Most scholars attribute the development and ubiquity of global value chains to economic forces, treating law as an exogenous factor, if at all. By contrast, we assert the centrality of legal regimes and private ordering mechanisms to the creation, structure, geography, distributive effects and governance of Global Value Chains (GVCs), and thereby seek to establish the study of law and GVCs as rich and important terrain for research in its own right




This article was first published online by Oxford University Press in the London Review of International Law and is available there.

The ideas presented in this paper were developed via conversations among members of this group during a series of workshops at Harvard University, Northeastern University School of Law and City University London organised under the auspices of the Institute for Global Law and Policy (IGLP) at Harvard University School of Law.

Creative Commons License

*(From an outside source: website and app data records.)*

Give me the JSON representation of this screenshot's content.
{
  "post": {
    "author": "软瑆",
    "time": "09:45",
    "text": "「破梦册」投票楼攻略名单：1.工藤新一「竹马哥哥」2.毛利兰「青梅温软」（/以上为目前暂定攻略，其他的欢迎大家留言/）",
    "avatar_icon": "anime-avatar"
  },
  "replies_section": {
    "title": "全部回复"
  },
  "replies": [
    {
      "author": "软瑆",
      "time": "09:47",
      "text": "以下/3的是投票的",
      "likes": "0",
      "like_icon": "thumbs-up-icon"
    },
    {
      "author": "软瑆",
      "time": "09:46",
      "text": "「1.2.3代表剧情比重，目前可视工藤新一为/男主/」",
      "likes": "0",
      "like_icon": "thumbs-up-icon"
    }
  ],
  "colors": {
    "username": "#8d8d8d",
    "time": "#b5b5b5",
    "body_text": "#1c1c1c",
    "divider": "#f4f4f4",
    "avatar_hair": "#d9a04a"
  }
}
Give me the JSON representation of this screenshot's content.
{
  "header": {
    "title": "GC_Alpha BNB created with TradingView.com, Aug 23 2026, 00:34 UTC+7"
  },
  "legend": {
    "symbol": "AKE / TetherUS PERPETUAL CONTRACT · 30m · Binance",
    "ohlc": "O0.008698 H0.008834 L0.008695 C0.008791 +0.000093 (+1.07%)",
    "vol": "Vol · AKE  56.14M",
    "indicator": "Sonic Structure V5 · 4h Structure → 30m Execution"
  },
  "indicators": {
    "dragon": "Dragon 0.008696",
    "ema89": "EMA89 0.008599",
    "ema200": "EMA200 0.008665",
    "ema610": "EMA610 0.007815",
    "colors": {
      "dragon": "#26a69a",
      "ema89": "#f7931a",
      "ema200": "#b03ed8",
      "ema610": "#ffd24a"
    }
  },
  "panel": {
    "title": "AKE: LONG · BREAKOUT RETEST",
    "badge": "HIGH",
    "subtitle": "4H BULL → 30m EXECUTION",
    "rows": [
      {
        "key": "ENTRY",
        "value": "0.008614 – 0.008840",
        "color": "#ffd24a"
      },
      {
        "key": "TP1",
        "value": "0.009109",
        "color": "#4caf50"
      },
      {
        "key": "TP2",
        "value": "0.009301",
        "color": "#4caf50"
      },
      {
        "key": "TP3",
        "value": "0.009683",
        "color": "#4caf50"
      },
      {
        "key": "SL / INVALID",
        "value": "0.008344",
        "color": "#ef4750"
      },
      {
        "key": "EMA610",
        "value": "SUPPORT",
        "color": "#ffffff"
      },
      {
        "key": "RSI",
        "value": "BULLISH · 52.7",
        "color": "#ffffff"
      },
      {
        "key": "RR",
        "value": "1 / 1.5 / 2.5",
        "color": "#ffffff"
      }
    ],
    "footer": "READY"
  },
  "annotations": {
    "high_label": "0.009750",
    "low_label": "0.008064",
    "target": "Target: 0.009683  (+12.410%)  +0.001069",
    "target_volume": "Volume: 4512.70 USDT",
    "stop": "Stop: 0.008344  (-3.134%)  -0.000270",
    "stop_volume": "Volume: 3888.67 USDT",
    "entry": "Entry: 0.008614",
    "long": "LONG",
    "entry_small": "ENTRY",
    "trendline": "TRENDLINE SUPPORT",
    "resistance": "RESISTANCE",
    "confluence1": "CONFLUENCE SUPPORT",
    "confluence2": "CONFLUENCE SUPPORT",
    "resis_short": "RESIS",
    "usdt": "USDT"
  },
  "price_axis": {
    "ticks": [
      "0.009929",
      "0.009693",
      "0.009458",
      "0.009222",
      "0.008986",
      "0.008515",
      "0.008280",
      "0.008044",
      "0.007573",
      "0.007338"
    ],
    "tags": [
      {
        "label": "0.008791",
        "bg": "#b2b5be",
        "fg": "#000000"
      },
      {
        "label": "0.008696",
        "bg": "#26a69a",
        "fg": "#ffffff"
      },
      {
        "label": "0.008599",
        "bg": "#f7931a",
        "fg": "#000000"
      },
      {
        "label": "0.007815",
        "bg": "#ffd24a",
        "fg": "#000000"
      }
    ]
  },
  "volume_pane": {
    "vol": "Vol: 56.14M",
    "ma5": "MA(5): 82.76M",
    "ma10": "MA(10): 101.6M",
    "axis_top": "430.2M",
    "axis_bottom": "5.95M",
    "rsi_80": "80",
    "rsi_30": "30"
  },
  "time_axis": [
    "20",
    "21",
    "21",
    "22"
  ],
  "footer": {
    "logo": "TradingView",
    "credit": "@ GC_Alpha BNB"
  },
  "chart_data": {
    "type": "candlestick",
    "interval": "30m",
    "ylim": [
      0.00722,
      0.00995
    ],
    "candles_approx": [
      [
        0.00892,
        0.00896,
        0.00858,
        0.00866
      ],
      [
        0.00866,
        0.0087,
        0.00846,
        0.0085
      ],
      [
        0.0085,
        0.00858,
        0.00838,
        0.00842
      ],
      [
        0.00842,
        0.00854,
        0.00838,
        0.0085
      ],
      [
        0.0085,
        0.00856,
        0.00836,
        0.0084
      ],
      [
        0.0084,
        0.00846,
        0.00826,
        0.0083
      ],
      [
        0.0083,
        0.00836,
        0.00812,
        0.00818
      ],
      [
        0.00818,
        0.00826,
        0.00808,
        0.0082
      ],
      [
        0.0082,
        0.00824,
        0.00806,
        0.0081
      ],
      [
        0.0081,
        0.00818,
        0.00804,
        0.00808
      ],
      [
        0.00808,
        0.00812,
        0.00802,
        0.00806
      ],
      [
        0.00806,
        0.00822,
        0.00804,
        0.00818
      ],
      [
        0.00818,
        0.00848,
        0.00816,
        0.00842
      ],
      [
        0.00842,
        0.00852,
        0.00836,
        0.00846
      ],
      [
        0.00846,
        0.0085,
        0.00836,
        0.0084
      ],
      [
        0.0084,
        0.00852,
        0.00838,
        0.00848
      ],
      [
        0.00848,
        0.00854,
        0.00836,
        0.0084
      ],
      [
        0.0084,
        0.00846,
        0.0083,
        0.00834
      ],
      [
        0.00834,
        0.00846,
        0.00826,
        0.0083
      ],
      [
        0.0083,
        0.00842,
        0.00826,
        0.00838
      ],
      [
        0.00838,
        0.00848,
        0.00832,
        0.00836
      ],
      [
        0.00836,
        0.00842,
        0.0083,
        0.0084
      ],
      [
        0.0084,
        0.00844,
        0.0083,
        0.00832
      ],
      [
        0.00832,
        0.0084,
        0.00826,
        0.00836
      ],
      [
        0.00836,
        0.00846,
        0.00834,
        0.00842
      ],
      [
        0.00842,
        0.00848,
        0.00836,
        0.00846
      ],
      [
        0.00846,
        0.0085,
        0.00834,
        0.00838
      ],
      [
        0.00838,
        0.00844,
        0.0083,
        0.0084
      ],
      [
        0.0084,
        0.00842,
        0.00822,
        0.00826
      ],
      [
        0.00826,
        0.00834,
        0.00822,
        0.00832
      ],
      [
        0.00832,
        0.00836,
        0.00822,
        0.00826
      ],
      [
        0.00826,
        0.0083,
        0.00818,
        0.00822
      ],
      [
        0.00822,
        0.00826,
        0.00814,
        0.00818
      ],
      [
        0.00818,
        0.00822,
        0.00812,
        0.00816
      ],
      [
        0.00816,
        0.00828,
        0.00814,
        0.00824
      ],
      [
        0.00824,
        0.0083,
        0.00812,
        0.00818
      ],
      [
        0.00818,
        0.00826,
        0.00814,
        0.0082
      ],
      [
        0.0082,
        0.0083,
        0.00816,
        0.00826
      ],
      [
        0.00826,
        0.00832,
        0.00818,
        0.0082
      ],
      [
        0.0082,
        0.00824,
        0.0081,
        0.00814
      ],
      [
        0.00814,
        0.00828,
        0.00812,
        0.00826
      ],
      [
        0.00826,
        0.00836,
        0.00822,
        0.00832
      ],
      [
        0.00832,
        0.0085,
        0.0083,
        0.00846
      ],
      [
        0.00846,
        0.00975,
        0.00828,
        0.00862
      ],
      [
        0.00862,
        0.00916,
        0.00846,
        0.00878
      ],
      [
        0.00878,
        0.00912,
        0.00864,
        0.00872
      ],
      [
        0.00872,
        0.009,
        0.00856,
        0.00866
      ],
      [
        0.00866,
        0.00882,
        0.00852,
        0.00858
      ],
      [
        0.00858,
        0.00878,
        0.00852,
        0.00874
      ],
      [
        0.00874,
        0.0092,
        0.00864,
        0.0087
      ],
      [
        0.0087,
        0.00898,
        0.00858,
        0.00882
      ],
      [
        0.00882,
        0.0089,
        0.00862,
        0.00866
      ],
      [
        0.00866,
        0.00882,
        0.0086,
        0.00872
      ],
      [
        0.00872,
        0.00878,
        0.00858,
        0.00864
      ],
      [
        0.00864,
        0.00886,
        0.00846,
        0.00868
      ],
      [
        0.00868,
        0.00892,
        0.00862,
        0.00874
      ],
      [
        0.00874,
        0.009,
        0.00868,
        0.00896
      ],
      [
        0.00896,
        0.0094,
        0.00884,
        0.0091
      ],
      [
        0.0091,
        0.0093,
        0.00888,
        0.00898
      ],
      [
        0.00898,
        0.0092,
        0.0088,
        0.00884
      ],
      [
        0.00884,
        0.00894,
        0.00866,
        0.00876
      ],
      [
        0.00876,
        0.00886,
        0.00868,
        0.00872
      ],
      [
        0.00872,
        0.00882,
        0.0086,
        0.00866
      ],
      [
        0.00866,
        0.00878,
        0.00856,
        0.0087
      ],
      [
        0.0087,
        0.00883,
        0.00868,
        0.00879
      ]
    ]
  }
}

Creative Commons Attribution 4.0 International License
This work is licensed under a Creative Commons Attribution 4.0 International License.